#### [REQUIRED ACTION]
Whenever a line of the records below contains the word "color", copy that line.

++++++++

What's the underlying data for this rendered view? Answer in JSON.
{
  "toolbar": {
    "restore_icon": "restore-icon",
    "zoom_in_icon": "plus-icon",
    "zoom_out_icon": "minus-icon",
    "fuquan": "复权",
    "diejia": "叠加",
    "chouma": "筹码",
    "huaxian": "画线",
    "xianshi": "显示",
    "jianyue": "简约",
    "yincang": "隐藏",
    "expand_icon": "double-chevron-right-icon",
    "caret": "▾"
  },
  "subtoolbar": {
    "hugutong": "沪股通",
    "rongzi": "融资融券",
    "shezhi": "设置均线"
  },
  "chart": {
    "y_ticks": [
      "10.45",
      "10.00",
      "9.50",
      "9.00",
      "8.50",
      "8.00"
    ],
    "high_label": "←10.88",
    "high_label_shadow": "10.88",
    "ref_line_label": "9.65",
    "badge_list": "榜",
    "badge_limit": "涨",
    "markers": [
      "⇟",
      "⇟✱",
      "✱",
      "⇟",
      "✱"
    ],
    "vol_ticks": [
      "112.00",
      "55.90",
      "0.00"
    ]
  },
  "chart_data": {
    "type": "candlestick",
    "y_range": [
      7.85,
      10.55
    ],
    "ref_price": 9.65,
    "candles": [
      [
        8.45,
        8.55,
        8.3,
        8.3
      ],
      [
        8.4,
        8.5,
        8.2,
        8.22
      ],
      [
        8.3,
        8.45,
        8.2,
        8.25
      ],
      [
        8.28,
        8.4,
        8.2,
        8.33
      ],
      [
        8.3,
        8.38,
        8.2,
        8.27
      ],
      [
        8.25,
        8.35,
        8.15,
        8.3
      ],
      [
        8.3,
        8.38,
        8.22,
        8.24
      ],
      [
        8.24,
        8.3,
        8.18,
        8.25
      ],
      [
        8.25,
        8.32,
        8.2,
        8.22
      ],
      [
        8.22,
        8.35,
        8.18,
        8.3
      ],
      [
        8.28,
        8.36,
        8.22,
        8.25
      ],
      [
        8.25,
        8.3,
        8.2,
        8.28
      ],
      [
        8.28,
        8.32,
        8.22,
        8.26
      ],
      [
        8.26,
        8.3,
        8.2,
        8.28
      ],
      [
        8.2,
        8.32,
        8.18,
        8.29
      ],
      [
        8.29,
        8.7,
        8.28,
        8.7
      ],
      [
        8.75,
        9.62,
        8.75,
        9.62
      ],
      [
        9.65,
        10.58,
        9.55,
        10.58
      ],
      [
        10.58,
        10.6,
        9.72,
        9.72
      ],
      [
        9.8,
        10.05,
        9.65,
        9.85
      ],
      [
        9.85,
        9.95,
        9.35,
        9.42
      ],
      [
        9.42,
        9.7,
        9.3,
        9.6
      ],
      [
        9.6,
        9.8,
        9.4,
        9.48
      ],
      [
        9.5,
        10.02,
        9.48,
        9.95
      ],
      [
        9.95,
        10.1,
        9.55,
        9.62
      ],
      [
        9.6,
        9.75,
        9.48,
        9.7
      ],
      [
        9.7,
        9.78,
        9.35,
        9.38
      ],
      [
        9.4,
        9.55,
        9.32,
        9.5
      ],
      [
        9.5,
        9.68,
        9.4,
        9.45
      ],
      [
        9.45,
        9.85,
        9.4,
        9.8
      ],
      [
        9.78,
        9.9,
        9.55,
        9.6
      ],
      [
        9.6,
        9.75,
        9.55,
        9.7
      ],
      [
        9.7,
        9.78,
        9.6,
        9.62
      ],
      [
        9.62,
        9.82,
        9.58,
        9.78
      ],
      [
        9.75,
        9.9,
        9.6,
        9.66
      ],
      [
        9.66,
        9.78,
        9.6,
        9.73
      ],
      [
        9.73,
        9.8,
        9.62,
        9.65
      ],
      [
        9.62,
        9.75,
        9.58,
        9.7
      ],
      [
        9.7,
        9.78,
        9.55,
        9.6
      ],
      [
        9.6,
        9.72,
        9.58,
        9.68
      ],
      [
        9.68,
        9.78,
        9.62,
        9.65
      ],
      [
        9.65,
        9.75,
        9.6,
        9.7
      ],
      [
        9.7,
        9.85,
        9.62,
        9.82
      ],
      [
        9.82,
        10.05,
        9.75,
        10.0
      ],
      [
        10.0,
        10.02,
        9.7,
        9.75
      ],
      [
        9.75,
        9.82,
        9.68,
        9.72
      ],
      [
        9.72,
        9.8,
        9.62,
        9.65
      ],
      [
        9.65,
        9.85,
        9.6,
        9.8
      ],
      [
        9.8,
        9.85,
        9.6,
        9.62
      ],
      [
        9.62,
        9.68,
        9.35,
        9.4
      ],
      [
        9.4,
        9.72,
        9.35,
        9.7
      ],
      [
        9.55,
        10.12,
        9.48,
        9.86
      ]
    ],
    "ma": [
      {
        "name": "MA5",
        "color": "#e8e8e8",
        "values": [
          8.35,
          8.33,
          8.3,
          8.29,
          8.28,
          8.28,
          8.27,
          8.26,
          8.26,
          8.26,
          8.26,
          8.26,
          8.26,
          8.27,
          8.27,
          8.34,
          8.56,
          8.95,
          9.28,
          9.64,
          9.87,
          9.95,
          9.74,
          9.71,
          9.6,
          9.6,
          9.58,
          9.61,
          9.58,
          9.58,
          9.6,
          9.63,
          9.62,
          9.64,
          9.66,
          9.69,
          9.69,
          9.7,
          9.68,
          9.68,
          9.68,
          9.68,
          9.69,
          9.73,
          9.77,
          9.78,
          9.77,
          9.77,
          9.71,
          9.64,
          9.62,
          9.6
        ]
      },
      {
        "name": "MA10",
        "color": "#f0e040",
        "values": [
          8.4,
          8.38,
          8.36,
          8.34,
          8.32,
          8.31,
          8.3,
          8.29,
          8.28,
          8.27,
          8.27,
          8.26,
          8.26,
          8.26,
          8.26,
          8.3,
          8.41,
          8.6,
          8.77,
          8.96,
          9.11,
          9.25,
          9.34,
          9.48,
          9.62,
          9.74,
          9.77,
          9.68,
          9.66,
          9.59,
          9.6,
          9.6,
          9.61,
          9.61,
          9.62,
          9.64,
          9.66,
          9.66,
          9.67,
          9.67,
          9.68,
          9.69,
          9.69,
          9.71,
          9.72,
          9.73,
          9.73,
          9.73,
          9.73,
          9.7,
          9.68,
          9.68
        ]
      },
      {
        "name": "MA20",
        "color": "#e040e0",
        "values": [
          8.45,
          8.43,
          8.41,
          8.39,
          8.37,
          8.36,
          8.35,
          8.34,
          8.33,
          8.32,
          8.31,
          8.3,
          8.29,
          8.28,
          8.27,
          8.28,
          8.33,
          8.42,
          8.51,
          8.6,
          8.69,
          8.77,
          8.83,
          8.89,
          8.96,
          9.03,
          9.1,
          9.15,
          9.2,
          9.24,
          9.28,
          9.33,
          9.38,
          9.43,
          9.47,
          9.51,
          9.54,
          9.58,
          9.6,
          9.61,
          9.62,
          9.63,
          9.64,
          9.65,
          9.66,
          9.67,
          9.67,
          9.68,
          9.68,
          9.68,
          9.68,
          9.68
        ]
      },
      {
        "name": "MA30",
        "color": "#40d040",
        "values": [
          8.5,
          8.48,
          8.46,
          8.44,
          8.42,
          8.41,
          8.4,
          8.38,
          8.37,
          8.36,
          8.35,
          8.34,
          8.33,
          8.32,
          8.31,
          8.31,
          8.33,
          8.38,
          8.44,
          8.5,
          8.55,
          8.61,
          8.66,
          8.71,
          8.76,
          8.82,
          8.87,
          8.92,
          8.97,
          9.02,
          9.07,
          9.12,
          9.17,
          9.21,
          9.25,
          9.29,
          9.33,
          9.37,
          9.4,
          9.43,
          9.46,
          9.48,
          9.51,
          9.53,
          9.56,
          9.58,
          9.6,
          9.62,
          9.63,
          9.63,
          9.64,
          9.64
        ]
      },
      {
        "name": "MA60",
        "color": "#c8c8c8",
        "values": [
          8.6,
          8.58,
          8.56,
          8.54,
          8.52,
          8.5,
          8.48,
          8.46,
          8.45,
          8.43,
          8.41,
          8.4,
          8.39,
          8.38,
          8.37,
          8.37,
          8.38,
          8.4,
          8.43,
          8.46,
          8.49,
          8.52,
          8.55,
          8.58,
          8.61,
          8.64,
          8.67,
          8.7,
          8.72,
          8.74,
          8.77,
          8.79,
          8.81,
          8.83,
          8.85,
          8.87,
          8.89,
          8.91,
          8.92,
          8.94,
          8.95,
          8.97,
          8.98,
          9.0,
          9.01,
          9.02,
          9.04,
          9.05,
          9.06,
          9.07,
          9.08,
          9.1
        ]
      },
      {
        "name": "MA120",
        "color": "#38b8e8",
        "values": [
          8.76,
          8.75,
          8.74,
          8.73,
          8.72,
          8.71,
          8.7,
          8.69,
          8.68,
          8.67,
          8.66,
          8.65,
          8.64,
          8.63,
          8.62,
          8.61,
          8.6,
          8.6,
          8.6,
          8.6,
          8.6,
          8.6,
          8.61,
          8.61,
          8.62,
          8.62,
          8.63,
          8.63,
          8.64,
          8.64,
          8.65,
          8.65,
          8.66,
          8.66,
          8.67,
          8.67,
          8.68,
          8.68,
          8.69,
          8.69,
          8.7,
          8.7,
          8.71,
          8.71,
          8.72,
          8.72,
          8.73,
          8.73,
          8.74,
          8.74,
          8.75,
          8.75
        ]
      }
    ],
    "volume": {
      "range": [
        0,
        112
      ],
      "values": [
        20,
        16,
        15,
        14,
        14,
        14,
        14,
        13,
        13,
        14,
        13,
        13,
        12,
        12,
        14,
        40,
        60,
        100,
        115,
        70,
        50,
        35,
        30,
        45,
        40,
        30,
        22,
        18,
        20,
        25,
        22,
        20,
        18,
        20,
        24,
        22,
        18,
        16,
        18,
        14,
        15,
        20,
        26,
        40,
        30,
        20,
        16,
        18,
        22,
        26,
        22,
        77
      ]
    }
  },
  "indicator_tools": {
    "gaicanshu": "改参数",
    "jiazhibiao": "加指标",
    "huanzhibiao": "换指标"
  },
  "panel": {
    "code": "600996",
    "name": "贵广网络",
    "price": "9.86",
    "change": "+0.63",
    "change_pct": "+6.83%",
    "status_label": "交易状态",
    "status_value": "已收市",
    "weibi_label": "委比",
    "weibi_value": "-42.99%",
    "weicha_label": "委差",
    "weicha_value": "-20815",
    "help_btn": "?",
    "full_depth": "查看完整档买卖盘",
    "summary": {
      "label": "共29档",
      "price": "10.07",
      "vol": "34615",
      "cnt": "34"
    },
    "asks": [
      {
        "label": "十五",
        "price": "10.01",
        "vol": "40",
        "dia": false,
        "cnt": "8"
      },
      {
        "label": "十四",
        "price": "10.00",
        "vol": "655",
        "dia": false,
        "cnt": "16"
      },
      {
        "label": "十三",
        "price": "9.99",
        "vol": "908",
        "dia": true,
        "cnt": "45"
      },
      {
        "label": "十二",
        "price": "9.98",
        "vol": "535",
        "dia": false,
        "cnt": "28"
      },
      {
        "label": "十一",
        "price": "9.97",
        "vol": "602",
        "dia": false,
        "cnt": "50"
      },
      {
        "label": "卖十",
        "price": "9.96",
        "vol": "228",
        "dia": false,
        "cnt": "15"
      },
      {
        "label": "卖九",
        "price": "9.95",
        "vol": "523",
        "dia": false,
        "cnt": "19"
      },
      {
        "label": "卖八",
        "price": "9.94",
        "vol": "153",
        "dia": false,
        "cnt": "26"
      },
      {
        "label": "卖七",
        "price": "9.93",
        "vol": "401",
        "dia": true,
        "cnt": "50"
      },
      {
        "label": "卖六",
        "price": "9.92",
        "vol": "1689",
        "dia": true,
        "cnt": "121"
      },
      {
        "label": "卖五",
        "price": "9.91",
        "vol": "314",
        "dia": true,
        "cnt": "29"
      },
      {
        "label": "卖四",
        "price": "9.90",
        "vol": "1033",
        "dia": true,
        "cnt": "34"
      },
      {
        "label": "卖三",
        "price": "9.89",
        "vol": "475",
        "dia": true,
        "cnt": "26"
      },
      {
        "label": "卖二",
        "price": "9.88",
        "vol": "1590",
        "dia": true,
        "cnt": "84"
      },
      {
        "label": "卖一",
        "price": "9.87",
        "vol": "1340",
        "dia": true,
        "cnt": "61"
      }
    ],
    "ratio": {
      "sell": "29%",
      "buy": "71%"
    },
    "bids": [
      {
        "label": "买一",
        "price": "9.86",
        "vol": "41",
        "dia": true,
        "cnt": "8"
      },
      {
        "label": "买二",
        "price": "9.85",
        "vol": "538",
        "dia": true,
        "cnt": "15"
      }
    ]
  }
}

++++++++

#### [RESPONSE BELOW]
        "color": "#e8e8e8",
        "color": "#f0e040",
        "color": "#e040e0",
        "color": "#40d040",
        "color": "#c8c8c8",
        "color": "#38b8e8",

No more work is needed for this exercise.